Library Subscription: Guest
Begell Digital Portal Begell Digital Library eBooks Journals References & Proceedings Research Collections
Critical Reviews™ in Eukaryotic Gene Expression
IF: 1.734 5-Year IF: 1.848 SJR: 0.627 SNIP: 0.516 CiteScore™: 1.96

ISSN Print: 1045-4403
ISSN Online: 2162-6502

Critical Reviews™ in Eukaryotic Gene Expression

DOI: 10.1615/CritRevEukaryotGeneExpr.2017019937
pages 331-340

Genetically Modified Aedes aegypti to Control Dengue: A Review

Muhammad Qsim
Department of Bioinformatics and Biotechnology, Government College University Faisalabad, Faisalabad-38000, Pakistan
Usman Ali Ashfaq
Department of Bioinformatics & Biotechnology, Government College University, 38000 Faisalabad, Pakistan
Muhammad Zubair Yousaf
Centres of Excellence in Science & Applied Technologies, Islamabad, Pakistan; Department of Biological Sciences, Forman Christian College (A Chartered University), Ferozpur Road, 54600, Lahore, Pakistan
Muhammad Shareef Masoud
Department of Bioinformatics and Biotechnology, Government College University Faisalabad (GCUF), Pakistan
Ijaz Rasul
Department of Bioinformatics and Biotechnology, Government College University Faisalabad, Faisalabad-38000, Pakistan
Namrah Noor
Department of Bioinformatics and Biotechnology, Government College University Faisalabad, Faisalabad-38000, Pakistan
Azfar Hussain
Buffalo Research Institute Pattoki, Pakistan


Dengue is an acute infectious disease of viral etiology characterized by lymphadenopathy, leucopenia, headache, biphasic fever, pain in various parts of the body, rashes, and extreme physical weakness. It is a vector-borne disease caused by a positive-stranded RNA virus of the family Flaviviridae, genus Flavivirus. Dengue inflicts a significant health, economic, and social burden on populations of endemic areas. Dengue virus is transmitted to humans by the mosquito vector Aedes aegypti. Vaccines against dengue viruses have been claimed to be developed, but as yet no effective treatment is available. Alternative therapeutic strategies to overcome this disease and its spread are direly needed. A traditional sterile insect technique (SIT) harms the health of male insects, leading to their reduced ability to compete for wild-type female insects for breeding. Oxitec (Abingdon, UK) has developed genetically modified (GM) strains of A. aegypti via the release of insects carrying a dominant lethal (RIDL) strategy. RIDL male mosquitoes offer a resolution to many of the limitations of traditional SIT, which has resulted in reduced application of SIT in mosquitoes. The technique using RIDL mosquitoes is considered to be ecologically friendly and specific. Homing endonuclease genes, also called selfish genes, can also be used in genetic modification methods in such a way that the vector population and its competency can be reduced. GM mosquitoes carrying a gene that transcribes RNA interference can also be crucial to control expression of RNA viruses. The RNA virus interference pathway is one of the most critical components of the innate immune system of insects that can frustrate a variety of RNA viruses such as Flaviviruses. Here, we summarize and focus on alternative techniques used to control dengue spread.
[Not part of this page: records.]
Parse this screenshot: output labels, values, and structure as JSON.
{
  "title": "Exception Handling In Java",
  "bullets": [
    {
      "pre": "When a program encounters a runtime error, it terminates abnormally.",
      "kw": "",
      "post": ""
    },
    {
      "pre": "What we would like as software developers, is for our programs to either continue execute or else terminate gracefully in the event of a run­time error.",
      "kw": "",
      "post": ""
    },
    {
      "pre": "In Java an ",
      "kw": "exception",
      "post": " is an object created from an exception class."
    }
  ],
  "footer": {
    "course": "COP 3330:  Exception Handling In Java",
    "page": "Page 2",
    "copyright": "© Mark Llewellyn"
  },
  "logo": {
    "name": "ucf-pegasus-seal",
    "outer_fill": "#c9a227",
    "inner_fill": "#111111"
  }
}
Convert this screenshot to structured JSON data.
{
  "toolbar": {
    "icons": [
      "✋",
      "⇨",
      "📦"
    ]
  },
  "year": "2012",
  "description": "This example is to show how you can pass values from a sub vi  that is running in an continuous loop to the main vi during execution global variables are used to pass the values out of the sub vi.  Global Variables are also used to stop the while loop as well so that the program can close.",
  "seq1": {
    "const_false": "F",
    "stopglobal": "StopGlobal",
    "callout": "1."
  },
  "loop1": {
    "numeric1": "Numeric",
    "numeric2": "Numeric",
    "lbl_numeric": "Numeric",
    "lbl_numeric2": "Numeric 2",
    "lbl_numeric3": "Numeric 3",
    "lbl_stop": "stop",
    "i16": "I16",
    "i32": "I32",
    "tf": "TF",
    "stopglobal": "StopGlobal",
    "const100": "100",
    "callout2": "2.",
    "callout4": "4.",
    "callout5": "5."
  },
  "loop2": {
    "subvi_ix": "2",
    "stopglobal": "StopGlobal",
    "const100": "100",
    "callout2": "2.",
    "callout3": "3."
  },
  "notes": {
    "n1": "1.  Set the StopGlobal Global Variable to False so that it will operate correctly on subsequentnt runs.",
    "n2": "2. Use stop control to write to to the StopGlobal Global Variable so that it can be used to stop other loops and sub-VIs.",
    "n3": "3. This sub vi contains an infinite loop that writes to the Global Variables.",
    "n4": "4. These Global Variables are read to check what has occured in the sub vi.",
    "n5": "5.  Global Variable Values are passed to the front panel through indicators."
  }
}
Articles with similar content:

P2X3-Receptor Desensitization as an Alternative Mechanism of Analgesia
International Journal of Physiology and Pathophysiology, Vol.4, 2013, issue 4
Oleg O. Krishtal, Natalia S. Petrenko
Zika Virus: A Critical Analysis and Pharmaceutical Perspectives
Critical Reviews™ in Eukaryotic Gene Expression, Vol.28, 2018, issue 4
Muhammad Asif, Muhammad Sajid Hamid Akash, Shazia Anwer Bukhari, Zunaira Umar, Neelam Sultan, Irfan Ali
Expression and Immune Function of Tenascin-C
Critical Reviews™ in Immunology, Vol.31, 2011, issue 2
Irina A. Udalova, Kim S. Midwood, Scott J.P. Thomson, Michaela Ruhmann
Staphylococcal Superantigen Super-Domains in Immune Evasion
Critical Reviews™ in Immunology, Vol.30, 2010, issue 2
John D. Fraser, Fiona Clow, Ries Langley, Nicola Jackson, Deepa Patel
The Virtual Microbiome: Computational Approaches to the Study of Microbe-Host Interactions
Critical Reviews™ in Biomedical Engineering, Vol.44, 2016, issue 6
Joshua J. Pothen, Jason H. T. Bates, Anne E. Dixon